### Problem details
The entries are to be output word for word, with the pictures omitted.

### Input data
▽
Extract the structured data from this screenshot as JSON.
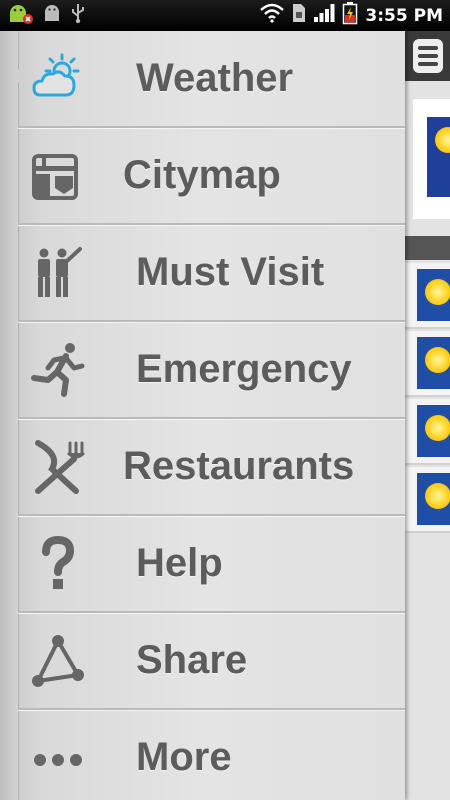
{
  "status_bar": {
    "time": "3:55 PM",
    "icons": [
      "android-alert-icon",
      "android-debug-icon",
      "usb-icon",
      "wifi-icon",
      "sim-icon",
      "signal-icon",
      "battery-charging-icon"
    ]
  },
  "side_menu": {
    "items": [
      {
        "label": "Weather",
        "icon": "weather-icon"
      },
      {
        "label": "Citymap",
        "icon": "citymap-icon"
      },
      {
        "label": "Must Visit",
        "icon": "must-visit-icon"
      },
      {
        "label": "Emergency",
        "icon": "emergency-icon"
      },
      {
        "label": "Restaurants",
        "icon": "restaurants-icon"
      },
      {
        "label": "Help",
        "icon": "help-icon"
      },
      {
        "label": "Share",
        "icon": "share-icon"
      },
      {
        "label": "More",
        "icon": "more-icon"
      }
    ]
  },
  "colors": {
    "menu_bg": "#e3e3e3",
    "label": "#5c5c5c",
    "weather_accent": "#2aa9e0",
    "status_bar": "#000000"
  }
}
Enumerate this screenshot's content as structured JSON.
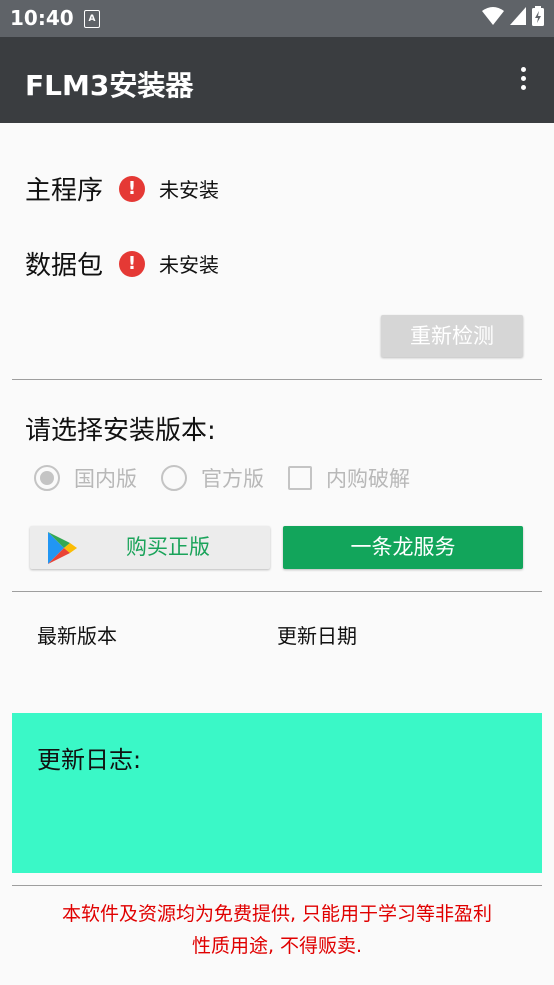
{
  "status_bar": {
    "time": "10:40",
    "notification_icon": "A"
  },
  "app_bar": {
    "title": "FLM3安装器",
    "menu_icon": "more-vert"
  },
  "install_status": [
    {
      "label": "主程序",
      "state": "未安装",
      "icon": "error-icon"
    },
    {
      "label": "数据包",
      "state": "未安装",
      "icon": "error-icon"
    }
  ],
  "recheck_button": "重新检测",
  "version_select": {
    "title": "请选择安装版本:",
    "options": [
      {
        "label": "国内版",
        "type": "radio",
        "selected": true
      },
      {
        "label": "官方版",
        "type": "radio",
        "selected": false
      },
      {
        "label": "内购破解",
        "type": "checkbox",
        "selected": false
      }
    ]
  },
  "buy_button": "购买正版",
  "service_button": "一条龙服务",
  "version_info": {
    "latest_version_label": "最新版本",
    "update_date_label": "更新日期"
  },
  "changelog": {
    "label": "更新日志:"
  },
  "disclaimer": {
    "line1": "本软件及资源均为免费提供, 只能用于学习等非盈利",
    "line2": "性质用途, 不得贩卖."
  },
  "colors": {
    "error": "#e53935",
    "service_green": "#12a55b",
    "changelog_bg": "#3af8c7",
    "disclaimer_red": "#e00000"
  }
}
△
### Response below
Extract the structured data from this screenshot as JSON.
{
  "status_bar": {
    "time": "3:55 PM",
    "icons": [
      "android-alert-icon",
      "android-debug-icon",
      "usb-icon",
      "wifi-icon",
      "sim-icon",
      "signal-icon",
      "battery-charging-icon"
    ]
  },
  "side_menu": {
    "items": [
      {
        "label": "Weather",
        "icon": "weather-icon"
      },
      {
        "label": "Citymap",
        "icon": "citymap-icon"
      },
      {
        "label": "Must Visit",
        "icon": "must-visit-icon"
      },
      {
        "label": "Emergency",
        "icon": "emergency-icon"
      },
      {
        "label": "Restaurants",
        "icon": "restaurants-icon"
      },
      {
        "label": "Help",
        "icon": "help-icon"
      },
      {
        "label": "Share",
        "icon": "share-icon"
      },
      {
        "label": "More",
        "icon": "more-icon"
      }
    ]
  },
  "colors": {
    "menu_bg": "#e3e3e3",
    "label": "#5c5c5c",
    "weather_accent": "#2aa9e0",
    "status_bar": "#000000"
  }
}
Enumerate this screenshot's content as structured JSON.
{
  "status_bar": {
    "time": "10:40",
    "notification_icon": "A"
  },
  "app_bar": {
    "title": "FLM3安装器",
    "menu_icon": "more-vert"
  },
  "install_status": [
    {
      "label": "主程序",
      "state": "未安装",
      "icon": "error-icon"
    },
    {
      "label": "数据包",
      "state": "未安装",
      "icon": "error-icon"
    }
  ],
  "recheck_button": "重新检测",
  "version_select": {
    "title": "请选择安装版本:",
    "options": [
      {
        "label": "国内版",
        "type": "radio",
        "selected": true
      },
      {
        "label": "官方版",
        "type": "radio",
        "selected": false
      },
      {
        "label": "内购破解",
        "type": "checkbox",
        "selected": false
      }
    ]
  },
  "buy_button": "购买正版",
  "service_button": "一条龙服务",
  "version_info": {
    "latest_version_label": "最新版本",
    "update_date_label": "更新日期"
  },
  "changelog": {
    "label": "更新日志:"
  },
  "disclaimer": {
    "line1": "本软件及资源均为免费提供, 只能用于学习等非盈利",
    "line2": "性质用途, 不得贩卖."
  },
  "colors": {
    "error": "#e53935",
    "service_green": "#12a55b",
    "changelog_bg": "#3af8c7",
    "disclaimer_red": "#e00000"
  }
}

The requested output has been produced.